with the prosthetics and props used

during horrific scenes.

Overall, while the film may not fill

in the need for blood and gore for

some audience members “M3gan”

does provide an interesting take on

A.I. horror genre that was gladly



Renegade Events

Campus Events


Feb. 1: Deadline to apply for scholarships:



Feb. 8: The Gadfly Cafe, Topic: Artificial Intelligence,

Levan Center,12:30 - 1:30 p.m.

Feb. 9: Dr. Eddie Cole Jr. , Professor of

Higher Education and Organizational Change

at UCLA, speaking at the Levan Center at 2:00

p.m., and at the Indoor Theater, PAC building

at 7:00 p.m.

Feb. 14: Deep Cuts and Conversations: an

informal discussion of music, with Josh Ottum,

Kris Tiner, and Reggie Williams, Levan Center,

1:30 - 2:30 p.m.

Feb. 17 & 20: BC will be closed on Friday

Feb. 17 and Monday Feb. 20 in observance of

Presidents’ Day weekend

Feb. 22: Art, Architecture, and Archetypes:

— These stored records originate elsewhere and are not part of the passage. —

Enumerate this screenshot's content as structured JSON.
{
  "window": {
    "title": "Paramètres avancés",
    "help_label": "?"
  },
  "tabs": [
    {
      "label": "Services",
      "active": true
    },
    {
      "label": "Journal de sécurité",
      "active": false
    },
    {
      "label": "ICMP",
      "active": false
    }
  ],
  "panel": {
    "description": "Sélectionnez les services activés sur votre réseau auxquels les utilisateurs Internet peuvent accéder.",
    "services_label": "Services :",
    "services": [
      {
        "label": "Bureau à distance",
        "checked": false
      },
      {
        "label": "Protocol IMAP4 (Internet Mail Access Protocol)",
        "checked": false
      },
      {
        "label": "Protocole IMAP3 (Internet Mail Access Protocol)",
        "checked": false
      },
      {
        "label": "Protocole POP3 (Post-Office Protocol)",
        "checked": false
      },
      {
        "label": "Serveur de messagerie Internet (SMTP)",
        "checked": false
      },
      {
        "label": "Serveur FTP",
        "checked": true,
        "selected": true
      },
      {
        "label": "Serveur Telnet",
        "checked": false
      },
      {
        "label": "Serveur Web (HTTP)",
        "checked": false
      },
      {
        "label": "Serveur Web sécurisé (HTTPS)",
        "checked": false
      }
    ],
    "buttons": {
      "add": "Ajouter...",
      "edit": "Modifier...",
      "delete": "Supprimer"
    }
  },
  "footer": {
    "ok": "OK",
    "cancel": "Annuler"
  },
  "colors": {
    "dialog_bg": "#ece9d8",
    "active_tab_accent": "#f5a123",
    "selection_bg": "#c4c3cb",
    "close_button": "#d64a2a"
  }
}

a faculty panel on art, architecture, and mythology,

featuring Rae Ann Kumelos, Nan Gomez-Heitzeberg,

Krista Moreland, and Ronnie

Wrest, Levan Center, 6 - 7:30 p.m.

Feb. 22: Kwame Anthony Appiah, NYU

Professor of Law and Philosophy, speaking on

Race and Cultural Criticism., Ball Room, 3rd

floor of Campus Center, 6:00-7:30 p.m.

March 2: Dr. Rosemarie Zagarri, author,

historian, and professor speaking at BC at the

Levan Center at 2:00 p.m., and at the Indoor

Theater, PAC building at 7:00 p.m.

March 23: Will Gadd, professional top adventure

sports athlete speaking at BC at the

Levan Center at 2:00 p.m., and at the Indoor

Theater, PAC building at 7:00 p.m.

March 13: Dr. Melanie Lundquist, philanthropist

speaking at BC at the Ball Room, 3rd

floor of Campus Center, 2:00 P.M. & 7:00 p.m.

Hooray! Your file is uploaded and ready to be published.

Saved successfully!

Ooh no, something went wrong!